■ **WORK TO BE COMPLETED**
From the first line to the last, restate the material word for word; pictures stay out.

■ **RECORDS TO USE**
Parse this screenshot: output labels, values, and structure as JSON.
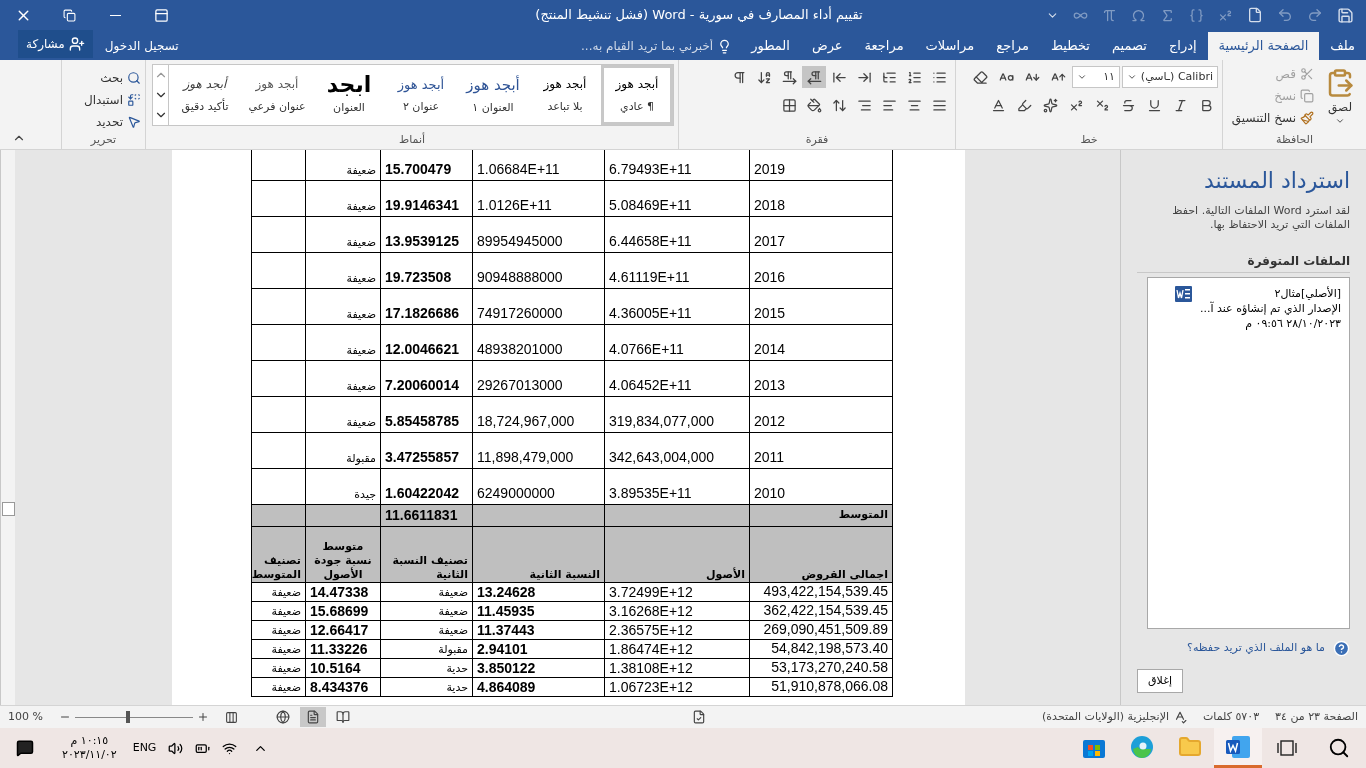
{
  "title_bar": {
    "title": "تقييم أداء المصارف في سورية - Word (فشل تنشيط المنتج)"
  },
  "tabs": [
    {
      "label": "ملف",
      "selected": false
    },
    {
      "label": "الصفحة الرئيسية",
      "selected": true
    },
    {
      "label": "إدراج",
      "selected": false
    },
    {
      "label": "تصميم",
      "selected": false
    },
    {
      "label": "تخطيط",
      "selected": false
    },
    {
      "label": "مراجع",
      "selected": false
    },
    {
      "label": "مراسلات",
      "selected": false
    },
    {
      "label": "مراجعة",
      "selected": false
    },
    {
      "label": "عرض",
      "selected": false
    },
    {
      "label": "المطور",
      "selected": false
    }
  ],
  "tell_me": {
    "placeholder": "أخبرني بما تريد القيام به..."
  },
  "sign_in": "تسجيل الدخول",
  "share": "مشاركة",
  "ribbon": {
    "clipboard": {
      "label": "الحافظة",
      "paste": "لصق",
      "actions": [
        {
          "kind": "cut",
          "label": "قص",
          "disabled": true
        },
        {
          "kind": "copy",
          "label": "نسخ",
          "disabled": true
        },
        {
          "kind": "format_painter",
          "label": "نسخ التنسيق",
          "disabled": false
        }
      ]
    },
    "font": {
      "label": "خط",
      "font_name": "Calibri (ـاسي)",
      "font_size": "١١"
    },
    "paragraph": {
      "label": "فقرة",
      "rtl_direction_on": true
    },
    "styles": {
      "label": "أنماط",
      "items": [
        {
          "kind": "normal",
          "preview": "أبجد هوز",
          "name": "¶ عادي",
          "selected": true
        },
        {
          "kind": "nospacing",
          "preview": "أبجد هوز",
          "name": "بلا تباعد",
          "selected": false
        },
        {
          "kind": "heading1",
          "preview": "أبجد هوز",
          "name": "العنوان ١",
          "selected": false
        },
        {
          "kind": "heading2",
          "preview": "أبجد هوز",
          "name": "عنوان ٢",
          "selected": false
        },
        {
          "kind": "title",
          "preview": "ابجد",
          "name": "العنوان",
          "selected": false
        },
        {
          "kind": "subtitle",
          "preview": "أبجد هوز",
          "name": "عنوان فرعي",
          "selected": false
        },
        {
          "kind": "emphasis",
          "preview": "أبجد هوز",
          "name": "تأكيد دقيق",
          "selected": false
        }
      ]
    },
    "editing": {
      "label": "تحرير",
      "actions": [
        {
          "kind": "find",
          "label": "بحث"
        },
        {
          "kind": "replace",
          "label": "استبدال"
        },
        {
          "kind": "select",
          "label": "تحديد"
        }
      ]
    }
  },
  "document": {
    "rows": [
      {
        "kind": "year",
        "year": "2019",
        "assets": "6.79493E+11",
        "loans": "1.06684E+11",
        "ratio": "15.700479",
        "rating": "ضعيفة"
      },
      {
        "kind": "year",
        "year": "2018",
        "assets": "5.08469E+11",
        "loans": "1.0126E+11",
        "ratio": "19.9146341",
        "rating": "ضعيفة"
      },
      {
        "kind": "year",
        "year": "2017",
        "assets": "6.44658E+11",
        "loans": "89954945000",
        "ratio": "13.9539125",
        "rating": "ضعيفة"
      },
      {
        "kind": "year",
        "year": "2016",
        "assets": "4.61119E+11",
        "loans": "90948888000",
        "ratio": "19.723508",
        "rating": "ضعيفة"
      },
      {
        "kind": "year",
        "year": "2015",
        "assets": "4.36005E+11",
        "loans": "74917260000",
        "ratio": "17.1826686",
        "rating": "ضعيفة"
      },
      {
        "kind": "year",
        "year": "2014",
        "assets": "4.0766E+11",
        "loans": "48938201000",
        "ratio": "12.0046621",
        "rating": "ضعيفة"
      },
      {
        "kind": "year",
        "year": "2013",
        "assets": "4.06452E+11",
        "loans": "29267013000",
        "ratio": "7.20060014",
        "rating": "ضعيفة"
      },
      {
        "kind": "year",
        "year": "2012",
        "assets": "319,834,077,000",
        "loans": "18,724,967,000",
        "ratio": "5.85458785",
        "rating": "ضعيفة"
      },
      {
        "kind": "year",
        "year": "2011",
        "assets": "342,643,004,000",
        "loans": "11,898,479,000",
        "ratio": "3.47255857",
        "rating": "مقبولة"
      },
      {
        "kind": "year",
        "year": "2010",
        "assets": "3.89535E+11",
        "loans": "6249000000",
        "ratio": "1.60422042",
        "rating": "جيدة"
      },
      {
        "kind": "average",
        "label": "المتوسط",
        "value": "11.6611831"
      },
      {
        "kind": "header",
        "columns": [
          "اجمالى القروض",
          "الأصول",
          "النسبة الثانية",
          "تصنيف النسبة الثانية",
          "متوسط نسبة جودة الأصول",
          "تصنيف المتوسط"
        ]
      },
      {
        "kind": "bank",
        "loans": "493,422,154,539.45",
        "assets": "3.72499E+12",
        "ratio2": "13.24628",
        "rating2": "ضعيفة",
        "average": "14.47338",
        "average_rating": "ضعيفة"
      },
      {
        "kind": "bank",
        "loans": "362,422,154,539.45",
        "assets": "3.16268E+12",
        "ratio2": "11.45935",
        "rating2": "ضعيفة",
        "average": "15.68699",
        "average_rating": "ضعيفة"
      },
      {
        "kind": "bank",
        "loans": "269,090,451,509.89",
        "assets": "2.36575E+12",
        "ratio2": "11.37443",
        "rating2": "ضعيفة",
        "average": "12.66417",
        "average_rating": "ضعيفة"
      },
      {
        "kind": "bank",
        "loans": "54,842,198,573.40",
        "assets": "1.86474E+12",
        "ratio2": "2.94101",
        "rating2": "مقبولة",
        "average": "11.33226",
        "average_rating": "ضعيفة"
      },
      {
        "kind": "bank",
        "loans": "53,173,270,240.58",
        "assets": "1.38108E+12",
        "ratio2": "3.850122",
        "rating2": "حدية",
        "average": "10.5164",
        "average_rating": "ضعيفة"
      },
      {
        "kind": "bank",
        "loans": "51,910,878,066.08",
        "assets": "1.06723E+12",
        "ratio2": "4.864089",
        "rating2": "حدية",
        "average": "8.434376",
        "average_rating": "ضعيفة"
      }
    ]
  },
  "recovery_pane": {
    "title": "استرداد المستند",
    "description": "لقد استرد Word الملفات التالية. احفظ الملفات التي تريد الاحتفاظ بها.",
    "section": "الملفات المتوفرة",
    "files": [
      {
        "name": "[الأصلي]مثال٢",
        "description": "الإصدار الذي تم إنشاؤه عند آ...",
        "date": "٢٨/١٠/٢٠٢٣ ٠٩:٥٦ م"
      }
    ],
    "help_link": "ما هو الملف الذي تريد حفظه؟",
    "close_button": "إغلاق"
  },
  "status_bar": {
    "page": "الصفحة ٢٣ من ٣٤",
    "words": "٥٧٠٣ كلمات",
    "language": "الإنجليزية (الولايات المتحدة)",
    "zoom_label": "100 %",
    "zoom": {
      "level": 0.45
    },
    "views": [
      {
        "kind": "read",
        "selected": false
      },
      {
        "kind": "print",
        "selected": true
      },
      {
        "kind": "web",
        "selected": false
      }
    ]
  },
  "taskbar": {
    "apps": [
      {
        "kind": "word",
        "selected": true
      },
      {
        "kind": "explorer",
        "selected": false
      },
      {
        "kind": "edge",
        "selected": false
      },
      {
        "kind": "store",
        "selected": false
      }
    ],
    "language": "ENG",
    "time": "١٠:١٥ م",
    "date": "٢٠٢٣/١١/٠٢"
  }
}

■ **ANSWER TO THIS EXERCISE**
Parse this screenshot: output labels, values, and structure as JSON.
{
  "title_bar": {
    "title": "تقييم أداء المصارف في سورية - Word (فشل تنشيط المنتج)"
  },
  "tabs": [
    {
      "label": "ملف",
      "selected": false
    },
    {
      "label": "الصفحة الرئيسية",
      "selected": true
    },
    {
      "label": "إدراج",
      "selected": false
    },
    {
      "label": "تصميم",
      "selected": false
    },
    {
      "label": "تخطيط",
      "selected": false
    },
    {
      "label": "مراجع",
      "selected": false
    },
    {
      "label": "مراسلات",
      "selected": false
    },
    {
      "label": "مراجعة",
      "selected": false
    },
    {
      "label": "عرض",
      "selected": false
    },
    {
      "label": "المطور",
      "selected": false
    }
  ],
  "tell_me": {
    "placeholder": "أخبرني بما تريد القيام به..."
  },
  "sign_in": "تسجيل الدخول",
  "share": "مشاركة",
  "ribbon": {
    "clipboard": {
      "label": "الحافظة",
      "paste": "لصق",
      "actions": [
        {
          "kind": "cut",
          "label": "قص",
          "disabled": true
        },
        {
          "kind": "copy",
          "label": "نسخ",
          "disabled": true
        },
        {
          "kind": "format_painter",
          "label": "نسخ التنسيق",
          "disabled": false
        }
      ]
    },
    "font": {
      "label": "خط",
      "font_name": "Calibri (ـاسي)",
      "font_size": "١١"
    },
    "paragraph": {
      "label": "فقرة",
      "rtl_direction_on": true
    },
    "styles": {
      "label": "أنماط",
      "items": [
        {
          "kind": "normal",
          "preview": "أبجد هوز",
          "name": "¶ عادي",
          "selected": true
        },
        {
          "kind": "nospacing",
          "preview": "أبجد هوز",
          "name": "بلا تباعد",
          "selected": false
        },
        {
          "kind": "heading1",
          "preview": "أبجد هوز",
          "name": "العنوان ١",
          "selected": false
        },
        {
          "kind": "heading2",
          "preview": "أبجد هوز",
          "name": "عنوان ٢",
          "selected": false
        },
        {
          "kind": "title",
          "preview": "ابجد",
          "name": "العنوان",
          "selected": false
        },
        {
          "kind": "subtitle",
          "preview": "أبجد هوز",
          "name": "عنوان فرعي",
          "selected": false
        },
        {
          "kind": "emphasis",
          "preview": "أبجد هوز",
          "name": "تأكيد دقيق",
          "selected": false
        }
      ]
    },
    "editing": {
      "label": "تحرير",
      "actions": [
        {
          "kind": "find",
          "label": "بحث"
        },
        {
          "kind": "replace",
          "label": "استبدال"
        },
        {
          "kind": "select",
          "label": "تحديد"
        }
      ]
    }
  },
  "document": {
    "rows": [
      {
        "kind": "year",
        "year": "2019",
        "assets": "6.79493E+11",
        "loans": "1.06684E+11",
        "ratio": "15.700479",
        "rating": "ضعيفة"
      },
      {
        "kind": "year",
        "year": "2018",
        "assets": "5.08469E+11",
        "loans": "1.0126E+11",
        "ratio": "19.9146341",
        "rating": "ضعيفة"
      },
      {
        "kind": "year",
        "year": "2017",
        "assets": "6.44658E+11",
        "loans": "89954945000",
        "ratio": "13.9539125",
        "rating": "ضعيفة"
      },
      {
        "kind": "year",
        "year": "2016",
        "assets": "4.61119E+11",
        "loans": "90948888000",
        "ratio": "19.723508",
        "rating": "ضعيفة"
      },
      {
        "kind": "year",
        "year": "2015",
        "assets": "4.36005E+11",
        "loans": "74917260000",
        "ratio": "17.1826686",
        "rating": "ضعيفة"
      },
      {
        "kind": "year",
        "year": "2014",
        "assets": "4.0766E+11",
        "loans": "48938201000",
        "ratio": "12.0046621",
        "rating": "ضعيفة"
      },
      {
        "kind": "year",
        "year": "2013",
        "assets": "4.06452E+11",
        "loans": "29267013000",
        "ratio": "7.20060014",
        "rating": "ضعيفة"
      },
      {
        "kind": "year",
        "year": "2012",
        "assets": "319,834,077,000",
        "loans": "18,724,967,000",
        "ratio": "5.85458785",
        "rating": "ضعيفة"
      },
      {
        "kind": "year",
        "year": "2011",
        "assets": "342,643,004,000",
        "loans": "11,898,479,000",
        "ratio": "3.47255857",
        "rating": "مقبولة"
      },
      {
        "kind": "year",
        "year": "2010",
        "assets": "3.89535E+11",
        "loans": "6249000000",
        "ratio": "1.60422042",
        "rating": "جيدة"
      },
      {
        "kind": "average",
        "label": "المتوسط",
        "value": "11.6611831"
      },
      {
        "kind": "header",
        "columns": [
          "اجمالى القروض",
          "الأصول",
          "النسبة الثانية",
          "تصنيف النسبة الثانية",
          "متوسط نسبة جودة الأصول",
          "تصنيف المتوسط"
        ]
      },
      {
        "kind": "bank",
        "loans": "493,422,154,539.45",
        "assets": "3.72499E+12",
        "ratio2": "13.24628",
        "rating2": "ضعيفة",
        "average": "14.47338",
        "average_rating": "ضعيفة"
      },
      {
        "kind": "bank",
        "loans": "362,422,154,539.45",
        "assets": "3.16268E+12",
        "ratio2": "11.45935",
        "rating2": "ضعيفة",
        "average": "15.68699",
        "average_rating": "ضعيفة"
      },
      {
        "kind": "bank",
        "loans": "269,090,451,509.89",
        "assets": "2.36575E+12",
        "ratio2": "11.37443",
        "rating2": "ضعيفة",
        "average": "12.66417",
        "average_rating": "ضعيفة"
      },
      {
        "kind": "bank",
        "loans": "54,842,198,573.40",
        "assets": "1.86474E+12",
        "ratio2": "2.94101",
        "rating2": "مقبولة",
        "average": "11.33226",
        "average_rating": "ضعيفة"
      },
      {
        "kind": "bank",
        "loans": "53,173,270,240.58",
        "assets": "1.38108E+12",
        "ratio2": "3.850122",
        "rating2": "حدية",
        "average": "10.5164",
        "average_rating": "ضعيفة"
      },
      {
        "kind": "bank",
        "loans": "51,910,878,066.08",
        "assets": "1.06723E+12",
        "ratio2": "4.864089",
        "rating2": "حدية",
        "average": "8.434376",
        "average_rating": "ضعيفة"
      }
    ]
  },
  "recovery_pane": {
    "title": "استرداد المستند",
    "description": "لقد استرد Word الملفات التالية. احفظ الملفات التي تريد الاحتفاظ بها.",
    "section": "الملفات المتوفرة",
    "files": [
      {
        "name": "[الأصلي]مثال٢",
        "description": "الإصدار الذي تم إنشاؤه عند آ...",
        "date": "٢٨/١٠/٢٠٢٣ ٠٩:٥٦ م"
      }
    ],
    "help_link": "ما هو الملف الذي تريد حفظه؟",
    "close_button": "إغلاق"
  },
  "status_bar": {
    "page": "الصفحة ٢٣ من ٣٤",
    "words": "٥٧٠٣ كلمات",
    "language": "الإنجليزية (الولايات المتحدة)",
    "zoom_label": "100 %",
    "zoom": {
      "level": 0.45
    },
    "views": [
      {
        "kind": "read",
        "selected": false
      },
      {
        "kind": "print",
        "selected": true
      },
      {
        "kind": "web",
        "selected": false
      }
    ]
  },
  "taskbar": {
    "apps": [
      {
        "kind": "word",
        "selected": true
      },
      {
        "kind": "explorer",
        "selected": false
      },
      {
        "kind": "edge",
        "selected": false
      },
      {
        "kind": "store",
        "selected": false
      }
    ],
    "language": "ENG",
    "time": "١٠:١٥ م",
    "date": "٢٠٢٣/١١/٠٢"
  }
}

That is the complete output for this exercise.